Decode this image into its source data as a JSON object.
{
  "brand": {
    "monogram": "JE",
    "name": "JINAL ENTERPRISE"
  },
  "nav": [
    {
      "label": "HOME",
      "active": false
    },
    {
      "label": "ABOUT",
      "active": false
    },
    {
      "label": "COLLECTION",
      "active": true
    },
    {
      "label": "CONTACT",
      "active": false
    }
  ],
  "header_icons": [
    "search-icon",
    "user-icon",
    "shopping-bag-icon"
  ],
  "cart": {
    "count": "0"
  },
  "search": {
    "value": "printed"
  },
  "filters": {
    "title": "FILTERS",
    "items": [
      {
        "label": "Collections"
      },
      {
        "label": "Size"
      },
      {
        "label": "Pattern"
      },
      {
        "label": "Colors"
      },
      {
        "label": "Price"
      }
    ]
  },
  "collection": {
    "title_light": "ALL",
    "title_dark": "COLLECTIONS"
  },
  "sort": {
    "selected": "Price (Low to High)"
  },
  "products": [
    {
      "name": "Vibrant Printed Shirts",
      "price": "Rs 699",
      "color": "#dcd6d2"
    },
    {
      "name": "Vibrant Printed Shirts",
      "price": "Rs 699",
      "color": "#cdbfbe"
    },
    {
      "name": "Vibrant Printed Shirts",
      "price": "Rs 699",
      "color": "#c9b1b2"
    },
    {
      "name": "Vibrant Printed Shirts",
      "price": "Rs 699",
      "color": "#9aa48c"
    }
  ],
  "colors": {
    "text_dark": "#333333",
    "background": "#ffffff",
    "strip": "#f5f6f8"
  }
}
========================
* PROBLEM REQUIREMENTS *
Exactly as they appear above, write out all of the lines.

* ANSWER SPACE *
Decode this image into its source data as a JSON object.
{
  "brand": {
    "monogram": "JE",
    "name": "JINAL ENTERPRISE"
  },
  "nav": [
    {
      "label": "HOME",
      "active": false
    },
    {
      "label": "ABOUT",
      "active": false
    },
    {
      "label": "COLLECTION",
      "active": true
    },
    {
      "label": "CONTACT",
      "active": false
    }
  ],
  "header_icons": [
    "search-icon",
    "user-icon",
    "shopping-bag-icon"
  ],
  "cart": {
    "count": "0"
  },
  "search": {
    "value": "printed"
  },
  "filters": {
    "title": "FILTERS",
    "items": [
      {
        "label": "Collections"
      },
      {
        "label": "Size"
      },
      {
        "label": "Pattern"
      },
      {
        "label": "Colors"
      },
      {
        "label": "Price"
      }
    ]
  },
  "collection": {
    "title_light": "ALL",
    "title_dark": "COLLECTIONS"
  },
  "sort": {
    "selected": "Price (Low to High)"
  },
  "products": [
    {
      "name": "Vibrant Printed Shirts",
      "price": "Rs 699",
      "color": "#dcd6d2"
    },
    {
      "name": "Vibrant Printed Shirts",
      "price": "Rs 699",
      "color": "#cdbfbe"
    },
    {
      "name": "Vibrant Printed Shirts",
      "price": "Rs 699",
      "color": "#c9b1b2"
    },
    {
      "name": "Vibrant Printed Shirts",
      "price": "Rs 699",
      "color": "#9aa48c"
    }
  ],
  "colors": {
    "text_dark": "#333333",
    "background": "#ffffff",
    "strip": "#f5f6f8"
  }
}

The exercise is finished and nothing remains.